• **Data shown**:
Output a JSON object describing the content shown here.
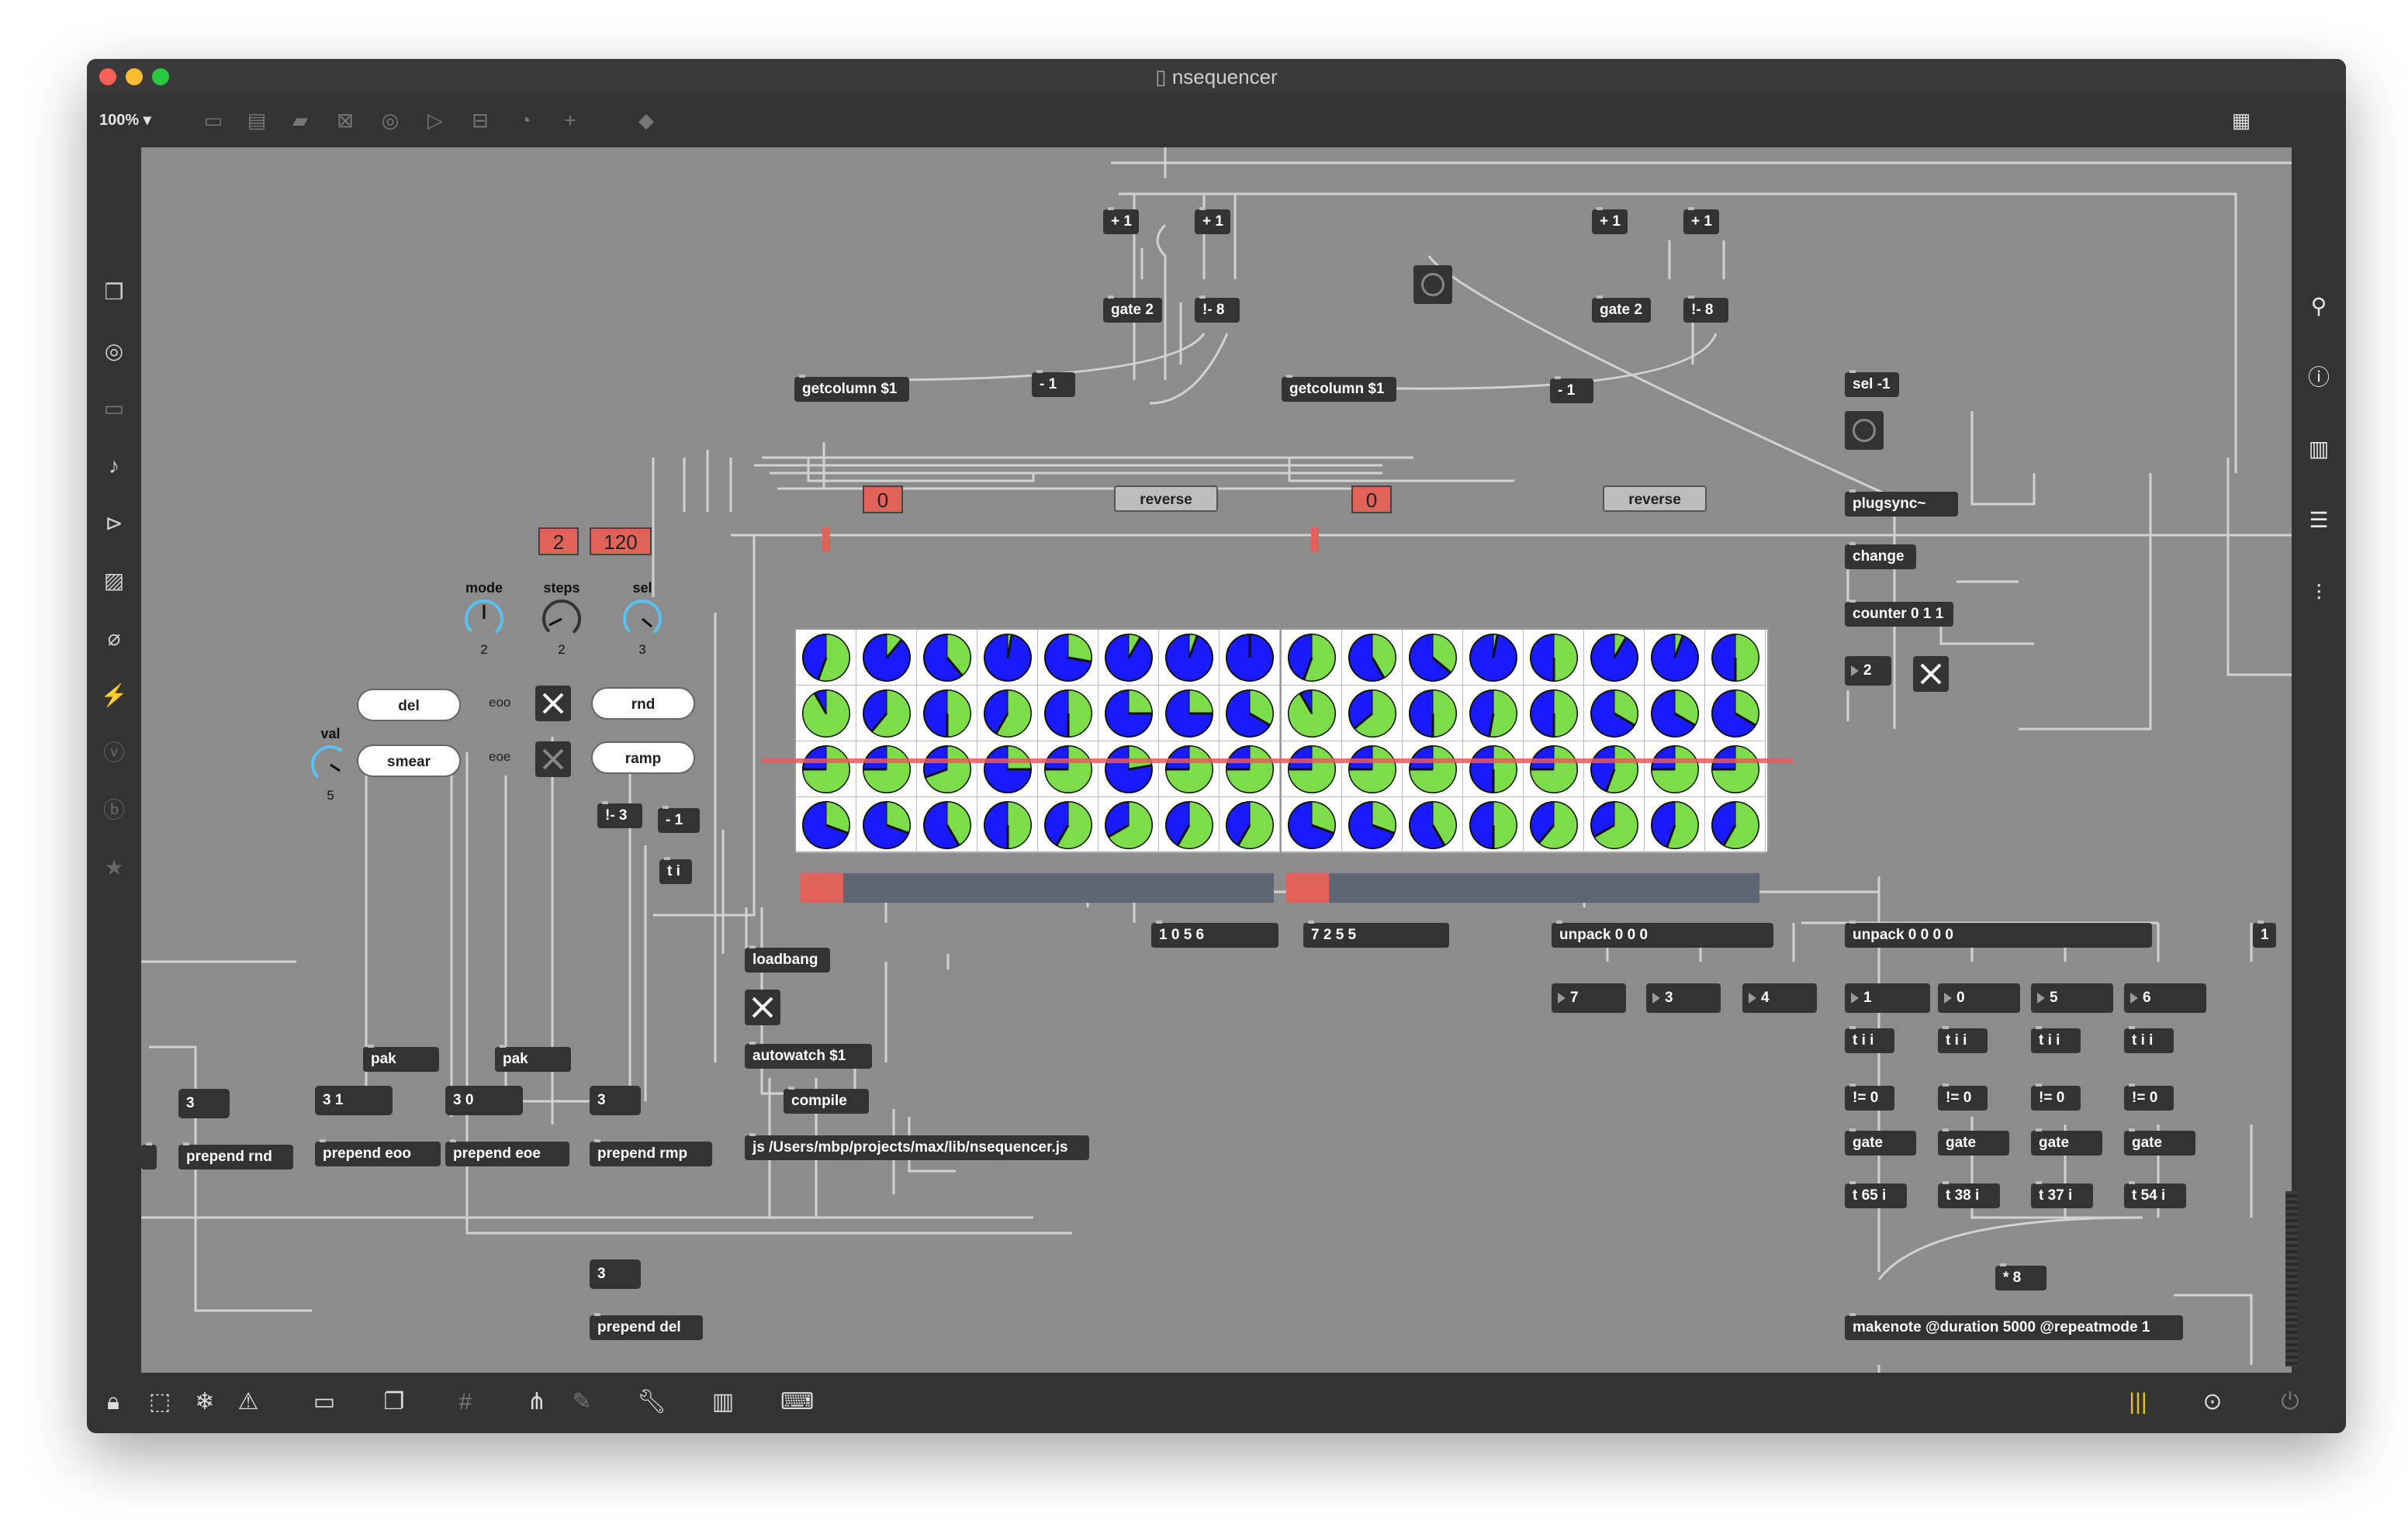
{
  "window": {
    "title": "nsequencer",
    "zoom": "100%"
  },
  "toolbar_icons": [
    "presentation-view-icon",
    "comment-icon",
    "speech-icon",
    "toggle-icon",
    "bang-icon",
    "play-icon",
    "slider-icon",
    "dial-icon",
    "add-icon",
    "paint-bucket-icon",
    "grid-menu-icon"
  ],
  "left_sidebar": [
    "package-icon",
    "target-icon",
    "vst-icon",
    "music-note-icon",
    "media-icon",
    "image-icon",
    "clip-icon",
    "plugin-icon",
    "vizzie-icon",
    "bpatcher-icon",
    "star-icon"
  ],
  "right_sidebar": [
    "search-icon",
    "info-icon",
    "columns-icon",
    "list-icon",
    "sliders-icon"
  ],
  "bottom_bar": [
    "lock-icon",
    "edit-icon",
    "freeze-icon",
    "warning-icon",
    "presentation-icon",
    "layers-icon",
    "grid-icon",
    "tree-icon",
    "tool-icon",
    "wrench-icon",
    "piano-icon",
    "keyboard-icon",
    "meter-icon",
    "play-icon",
    "power-icon"
  ],
  "objects": {
    "plus1_a": "+ 1",
    "plus1_b": "+ 1",
    "plus1_c": "+ 1",
    "plus1_d": "+ 1",
    "gate2_a": "gate 2",
    "gate2_b": "gate 2",
    "rminus8_a": "!- 8",
    "rminus8_b": "!- 8",
    "minus1_a": "- 1",
    "minus1_b": "- 1",
    "getcolumn_a": "getcolumn $1",
    "getcolumn_b": "getcolumn $1",
    "sel": "sel -1",
    "plugsync": "plugsync~",
    "change": "change",
    "counter": "counter 0 1 1",
    "rminus3": "!- 3",
    "minus1_c": "- 1",
    "ti": "t i",
    "loadbang": "loadbang",
    "autowatch": "autowatch $1",
    "compile": "compile",
    "js": "js /Users/mbp/projects/max/lib/nsequencer.js",
    "pak_a": "pak",
    "pak_b": "pak",
    "prepend_rnd": "prepend rnd",
    "prepend_eoo": "prepend eoo",
    "prepend_eoe": "prepend eoe",
    "prepend_rmp": "prepend rmp",
    "prepend_del": "prepend del",
    "unpack3": "unpack 0 0 0",
    "unpack4": "unpack 0 0 0 0",
    "tii_a": "t i i",
    "tii_b": "t i i",
    "tii_c": "t i i",
    "tii_d": "t i i",
    "neq_a": "!= 0",
    "neq_b": "!= 0",
    "neq_c": "!= 0",
    "neq_d": "!= 0",
    "gate_a": "gate",
    "gate_b": "gate",
    "gate_c": "gate",
    "gate_d": "gate",
    "t65": "t 65 i",
    "t38": "t 38 i",
    "t37": "t 37 i",
    "t54": "t 54 i",
    "times8": "* 8",
    "makenote": "makenote @duration 5000 @repeatmode 1"
  },
  "messages": {
    "reverse_a": "reverse",
    "reverse_b": "reverse"
  },
  "pills": {
    "del": "del",
    "smear": "smear",
    "rnd": "rnd",
    "ramp": "ramp"
  },
  "labels": {
    "eoo": "eoo",
    "eoe": "eoe"
  },
  "red_numbers": {
    "steps_val": "2",
    "tempo_val": "120",
    "grid1_val": "0",
    "grid2_val": "0"
  },
  "dials": [
    {
      "label": "mode",
      "value": "2"
    },
    {
      "label": "steps",
      "value": "2"
    },
    {
      "label": "sel",
      "value": "3"
    },
    {
      "label": "val",
      "value": "5"
    }
  ],
  "numbers": {
    "n3_a": "3",
    "n31": "3 1",
    "n30": "3 0",
    "n3_b": "3",
    "n3_c": "3",
    "list1": "1 0 5 6",
    "list2": "7 2 5 5",
    "counter_out": "2",
    "u3_1": "7",
    "u3_2": "3",
    "u3_3": "4",
    "u4_1": "1",
    "u4_2": "0",
    "u4_3": "5",
    "u4_4": "6",
    "edge": "1"
  },
  "colors": {
    "canvas": "#8c8c8c",
    "dial_fill": "#1a1aff",
    "dial_accent": "#7ddc4a",
    "red_box": "#e06259",
    "slider_track": "#5d6672"
  },
  "sequencer": {
    "rows": 4,
    "cols": 8,
    "grid1_angles": [
      [
        200,
        40,
        140,
        10,
        100,
        30,
        20,
        0
      ],
      [
        330,
        220,
        180,
        210,
        180,
        90,
        90,
        120
      ],
      [
        270,
        270,
        250,
        90,
        270,
        80,
        270,
        270
      ],
      [
        110,
        110,
        150,
        180,
        210,
        240,
        210,
        210
      ]
    ],
    "grid2_angles": [
      [
        200,
        150,
        130,
        10,
        180,
        30,
        20,
        180
      ],
      [
        330,
        230,
        180,
        190,
        180,
        120,
        120,
        120
      ],
      [
        270,
        270,
        270,
        180,
        270,
        200,
        270,
        270
      ],
      [
        110,
        110,
        150,
        180,
        220,
        240,
        200,
        210
      ]
    ],
    "grid1_slider": 0.09,
    "grid2_slider": 0.09
  }
}
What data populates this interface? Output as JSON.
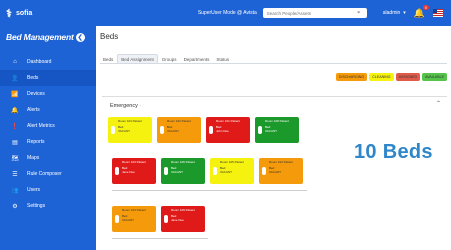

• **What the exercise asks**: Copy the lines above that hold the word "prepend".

• **Output of the exercise**:
    "prepend_rnd": "prepend rnd",
    "prepend_eoo": "prepend eoo",
    "prepend_eoe": "prepend eoe",
    "prepend_rmp": "prepend rmp",
    "prepend_del": "prepend del",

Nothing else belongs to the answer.